+ Fast query performance due to optimized storage, multidimensional indexing and caching.
+ Smaller on-disk size of data compared to data stored in relational database due to compression techniques.
+ Automated computation of higher level aggregates of the data.
+ Array models provide natural indexing.
+ Effective data extraction achieved through the pre-structuring of aggregated data.
+ MOLAP tools traditionally have difficulty querying models with dimensions with very high cardinality
+ Some MOLAP products have difficulty updating and querying models with more than ten dimensions.
+ Some MOLAP methodologies introduce data redundancy.
ROLAP stands for Relational Online Analytical Processing.
ROLAP differs significantly in that it does not require the pre-computation and storage of information. Instead, ROLAP tools access the data in a relational database and generate SQL queries to calculate information at the appropriate level when an end user requests it. With ROLAP, it is possible to create additional database tables (summary tables or aggregations) which summarize the data at any desired combination of dimensions.
+ ROLAP is considered to be more scalable in handling large data volumes, especially models with dimensions with very high cardinality (i.e., millions of members).
+ Have variety of data loading tools available, and the ability to fine tune the ETL code to the particular data model, load times are generally much shorter than with the automated MOLAP loads.
+ The data are stored in a standard relational database and can be accessed by any SQL reporting tool (the tool does not have to be an OLAP tool).

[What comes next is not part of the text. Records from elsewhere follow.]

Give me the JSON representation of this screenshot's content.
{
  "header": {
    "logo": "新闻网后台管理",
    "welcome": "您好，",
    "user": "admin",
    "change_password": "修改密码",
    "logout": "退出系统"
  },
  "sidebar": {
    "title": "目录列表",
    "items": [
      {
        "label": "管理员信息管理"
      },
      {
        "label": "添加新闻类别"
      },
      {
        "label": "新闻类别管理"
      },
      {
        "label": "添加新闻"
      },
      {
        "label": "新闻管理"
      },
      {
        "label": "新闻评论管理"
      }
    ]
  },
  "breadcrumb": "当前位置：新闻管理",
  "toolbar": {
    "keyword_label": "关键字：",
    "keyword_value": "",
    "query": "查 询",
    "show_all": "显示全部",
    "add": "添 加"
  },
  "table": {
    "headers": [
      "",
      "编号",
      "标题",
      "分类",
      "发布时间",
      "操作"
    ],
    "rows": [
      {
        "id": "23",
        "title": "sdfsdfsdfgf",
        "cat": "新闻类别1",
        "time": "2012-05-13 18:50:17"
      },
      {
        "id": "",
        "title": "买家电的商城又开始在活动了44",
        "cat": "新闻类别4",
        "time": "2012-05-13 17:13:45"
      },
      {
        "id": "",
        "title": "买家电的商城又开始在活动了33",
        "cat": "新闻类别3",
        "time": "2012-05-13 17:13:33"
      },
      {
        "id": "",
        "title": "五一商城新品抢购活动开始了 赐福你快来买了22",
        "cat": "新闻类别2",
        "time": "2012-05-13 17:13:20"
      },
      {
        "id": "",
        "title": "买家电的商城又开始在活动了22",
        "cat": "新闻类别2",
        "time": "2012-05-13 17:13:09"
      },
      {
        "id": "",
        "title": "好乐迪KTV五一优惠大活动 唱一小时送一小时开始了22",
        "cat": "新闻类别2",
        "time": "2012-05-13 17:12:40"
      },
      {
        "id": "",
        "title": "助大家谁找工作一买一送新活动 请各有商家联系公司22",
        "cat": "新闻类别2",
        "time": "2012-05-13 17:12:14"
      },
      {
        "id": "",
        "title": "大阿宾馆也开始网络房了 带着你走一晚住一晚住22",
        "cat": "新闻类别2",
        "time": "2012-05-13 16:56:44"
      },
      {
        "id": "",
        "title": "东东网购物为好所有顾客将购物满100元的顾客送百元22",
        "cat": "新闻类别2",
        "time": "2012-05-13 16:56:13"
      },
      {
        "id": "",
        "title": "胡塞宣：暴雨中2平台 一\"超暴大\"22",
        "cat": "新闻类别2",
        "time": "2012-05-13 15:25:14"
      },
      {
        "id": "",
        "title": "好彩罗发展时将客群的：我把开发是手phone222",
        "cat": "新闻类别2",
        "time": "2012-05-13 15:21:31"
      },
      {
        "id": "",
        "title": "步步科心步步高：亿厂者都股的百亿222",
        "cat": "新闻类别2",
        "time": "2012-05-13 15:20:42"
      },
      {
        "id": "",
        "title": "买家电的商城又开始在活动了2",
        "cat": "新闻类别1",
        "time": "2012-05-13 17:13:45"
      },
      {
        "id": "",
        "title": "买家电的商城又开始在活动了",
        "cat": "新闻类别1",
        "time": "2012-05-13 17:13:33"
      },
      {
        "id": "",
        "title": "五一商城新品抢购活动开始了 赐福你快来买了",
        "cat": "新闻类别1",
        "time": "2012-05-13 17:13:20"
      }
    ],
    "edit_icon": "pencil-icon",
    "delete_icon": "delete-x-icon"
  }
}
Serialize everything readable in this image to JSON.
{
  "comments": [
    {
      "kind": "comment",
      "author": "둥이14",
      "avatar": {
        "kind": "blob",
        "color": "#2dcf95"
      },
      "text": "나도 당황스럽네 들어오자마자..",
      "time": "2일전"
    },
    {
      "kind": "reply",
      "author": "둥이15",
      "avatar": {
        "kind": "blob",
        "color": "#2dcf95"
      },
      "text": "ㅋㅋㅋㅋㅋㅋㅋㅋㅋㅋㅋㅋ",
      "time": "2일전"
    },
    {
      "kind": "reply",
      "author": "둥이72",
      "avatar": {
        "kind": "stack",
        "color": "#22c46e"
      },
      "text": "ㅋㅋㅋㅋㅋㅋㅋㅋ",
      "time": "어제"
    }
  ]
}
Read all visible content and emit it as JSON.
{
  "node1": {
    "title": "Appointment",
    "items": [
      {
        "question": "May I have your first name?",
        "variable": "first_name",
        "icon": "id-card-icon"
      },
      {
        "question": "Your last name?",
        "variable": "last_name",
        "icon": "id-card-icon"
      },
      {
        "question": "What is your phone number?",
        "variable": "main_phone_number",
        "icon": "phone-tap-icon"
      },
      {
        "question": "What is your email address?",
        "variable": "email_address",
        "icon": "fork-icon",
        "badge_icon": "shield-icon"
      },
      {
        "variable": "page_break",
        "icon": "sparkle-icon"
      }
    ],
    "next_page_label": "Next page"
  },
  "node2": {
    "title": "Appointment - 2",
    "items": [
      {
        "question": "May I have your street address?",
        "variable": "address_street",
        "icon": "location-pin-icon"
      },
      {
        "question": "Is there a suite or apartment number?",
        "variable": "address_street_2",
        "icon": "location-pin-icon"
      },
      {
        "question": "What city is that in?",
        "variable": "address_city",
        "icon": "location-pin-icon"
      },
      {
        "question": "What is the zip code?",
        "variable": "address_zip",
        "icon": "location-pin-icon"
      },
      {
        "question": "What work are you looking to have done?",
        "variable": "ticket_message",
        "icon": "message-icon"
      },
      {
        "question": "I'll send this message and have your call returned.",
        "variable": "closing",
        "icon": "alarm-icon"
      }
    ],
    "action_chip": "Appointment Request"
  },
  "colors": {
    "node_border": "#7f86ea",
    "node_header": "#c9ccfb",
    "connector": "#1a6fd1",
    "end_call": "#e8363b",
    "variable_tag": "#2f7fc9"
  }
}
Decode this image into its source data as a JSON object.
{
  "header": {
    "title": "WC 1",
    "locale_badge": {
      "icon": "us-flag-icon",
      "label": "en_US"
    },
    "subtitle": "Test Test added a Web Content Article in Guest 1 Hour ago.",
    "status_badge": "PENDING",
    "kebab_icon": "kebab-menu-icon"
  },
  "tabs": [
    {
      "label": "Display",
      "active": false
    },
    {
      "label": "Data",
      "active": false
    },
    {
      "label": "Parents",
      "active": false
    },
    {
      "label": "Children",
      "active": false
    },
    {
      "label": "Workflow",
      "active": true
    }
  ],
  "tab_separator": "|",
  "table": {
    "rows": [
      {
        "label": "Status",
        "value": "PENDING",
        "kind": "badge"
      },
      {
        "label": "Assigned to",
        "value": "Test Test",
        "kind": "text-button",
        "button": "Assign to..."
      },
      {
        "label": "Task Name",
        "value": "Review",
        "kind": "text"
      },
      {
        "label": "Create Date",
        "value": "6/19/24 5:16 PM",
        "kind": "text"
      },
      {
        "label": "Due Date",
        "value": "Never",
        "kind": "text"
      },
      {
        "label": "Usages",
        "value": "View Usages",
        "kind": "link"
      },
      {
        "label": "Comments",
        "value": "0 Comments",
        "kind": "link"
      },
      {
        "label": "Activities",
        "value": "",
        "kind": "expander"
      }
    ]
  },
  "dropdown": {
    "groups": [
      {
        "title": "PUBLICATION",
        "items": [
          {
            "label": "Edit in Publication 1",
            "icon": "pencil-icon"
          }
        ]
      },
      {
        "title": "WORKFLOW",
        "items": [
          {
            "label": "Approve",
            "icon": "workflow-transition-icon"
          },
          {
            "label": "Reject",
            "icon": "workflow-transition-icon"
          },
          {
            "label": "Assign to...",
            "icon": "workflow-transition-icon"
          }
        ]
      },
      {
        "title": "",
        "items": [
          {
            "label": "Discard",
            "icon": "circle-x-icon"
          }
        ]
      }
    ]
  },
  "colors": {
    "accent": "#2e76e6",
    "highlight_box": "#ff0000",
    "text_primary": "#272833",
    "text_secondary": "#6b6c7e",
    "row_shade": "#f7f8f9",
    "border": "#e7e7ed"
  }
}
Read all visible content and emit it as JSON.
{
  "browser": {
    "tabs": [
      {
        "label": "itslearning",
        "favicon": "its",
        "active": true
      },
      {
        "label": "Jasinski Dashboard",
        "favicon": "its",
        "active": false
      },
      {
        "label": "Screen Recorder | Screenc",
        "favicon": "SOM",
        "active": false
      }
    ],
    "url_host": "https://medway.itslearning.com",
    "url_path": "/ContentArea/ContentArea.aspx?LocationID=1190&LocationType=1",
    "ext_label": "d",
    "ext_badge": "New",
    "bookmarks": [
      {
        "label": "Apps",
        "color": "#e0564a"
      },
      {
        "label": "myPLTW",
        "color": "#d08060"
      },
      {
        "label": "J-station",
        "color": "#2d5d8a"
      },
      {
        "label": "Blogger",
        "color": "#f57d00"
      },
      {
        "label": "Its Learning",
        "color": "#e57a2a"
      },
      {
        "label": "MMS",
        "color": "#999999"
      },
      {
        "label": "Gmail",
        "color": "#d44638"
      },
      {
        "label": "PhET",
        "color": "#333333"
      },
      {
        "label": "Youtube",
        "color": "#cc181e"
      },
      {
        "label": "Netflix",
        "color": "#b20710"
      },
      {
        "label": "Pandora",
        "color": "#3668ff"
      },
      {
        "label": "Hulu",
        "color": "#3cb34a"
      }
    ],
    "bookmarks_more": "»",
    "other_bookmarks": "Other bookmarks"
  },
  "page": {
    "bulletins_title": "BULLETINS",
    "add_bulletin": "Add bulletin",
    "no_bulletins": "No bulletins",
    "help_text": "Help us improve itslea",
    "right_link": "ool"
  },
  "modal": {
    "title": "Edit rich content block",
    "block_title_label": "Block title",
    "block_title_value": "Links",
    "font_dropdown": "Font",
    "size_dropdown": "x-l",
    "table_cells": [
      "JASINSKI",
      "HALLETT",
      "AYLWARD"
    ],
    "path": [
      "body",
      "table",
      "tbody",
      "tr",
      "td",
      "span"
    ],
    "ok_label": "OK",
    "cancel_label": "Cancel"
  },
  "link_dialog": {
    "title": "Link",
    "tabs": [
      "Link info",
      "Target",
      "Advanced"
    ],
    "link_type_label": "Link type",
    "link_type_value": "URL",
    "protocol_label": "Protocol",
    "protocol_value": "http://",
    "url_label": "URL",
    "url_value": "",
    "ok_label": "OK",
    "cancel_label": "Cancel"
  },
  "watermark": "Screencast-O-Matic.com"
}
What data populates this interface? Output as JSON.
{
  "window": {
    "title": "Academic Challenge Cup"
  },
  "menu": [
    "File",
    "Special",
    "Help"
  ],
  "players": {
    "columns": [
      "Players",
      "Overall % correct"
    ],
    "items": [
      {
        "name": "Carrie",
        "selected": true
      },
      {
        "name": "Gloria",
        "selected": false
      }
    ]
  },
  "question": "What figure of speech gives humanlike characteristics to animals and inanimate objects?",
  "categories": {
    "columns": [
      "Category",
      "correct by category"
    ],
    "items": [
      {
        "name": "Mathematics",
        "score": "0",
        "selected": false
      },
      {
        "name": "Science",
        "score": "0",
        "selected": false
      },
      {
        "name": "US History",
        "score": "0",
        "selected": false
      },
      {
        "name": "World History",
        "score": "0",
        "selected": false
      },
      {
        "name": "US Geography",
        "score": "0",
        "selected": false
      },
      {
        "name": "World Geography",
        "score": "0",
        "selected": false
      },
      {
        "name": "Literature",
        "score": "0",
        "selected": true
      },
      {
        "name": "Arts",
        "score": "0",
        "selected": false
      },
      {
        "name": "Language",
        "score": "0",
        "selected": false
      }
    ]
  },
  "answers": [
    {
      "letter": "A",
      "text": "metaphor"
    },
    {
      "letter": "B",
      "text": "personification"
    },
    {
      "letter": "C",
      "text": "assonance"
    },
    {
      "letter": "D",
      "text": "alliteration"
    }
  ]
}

+ ROLAP tools are better at handling non-aggregatable facts (e.g., textual descriptions).
+ The ROLAP approach can leverage database authorization controls such as row-level security, whereby the query results are filtered depending on preset criteria applied.
+ When the step of creating aggregate tables is skipped, the query performance then suffers because the larger detailed tables must be queried.
+ ROLAP relies on the general purpose database for querying and caching, and therefore several special techniques employed by MOLAP tools are not available (such as special hierarchical indexing).
+ Since ROLAP tools rely on SQL for all of the computations, they are not suitable when the model is heavy on calculations which don't translate well into SQL. Examples of such models include budgeting, allocations, financial reporting and other scenarios.
HOLAP stands for Hybrid Online Analytical Processing.
HOLAP is a combination of ROLAP and MOLAP OLAP) which are other possible implementations of OLAP. HOLAP allows storing part of the data in a MOLAP store and another part of the data in a ROLAP store, allowing a tradeoff of the advantages of each. The degree of control that the cube designer has over this partitioning varies from product to product.
- OLAP with Nosql
The goal of OLAP with Nosql is use very high read and write throughput, data structure, distributed storage, distributed computing, and some special fearture with each type of Nosql.
+ High read / write throughput
+ Special data structure, fearture, ..
+ Distributed storage (big data)
+ Distributed computing
+ Don't have ability to use real SQL
+ No data contrains
+ Don't have a lot of great tools to management, administration, ...
+ Poor programing client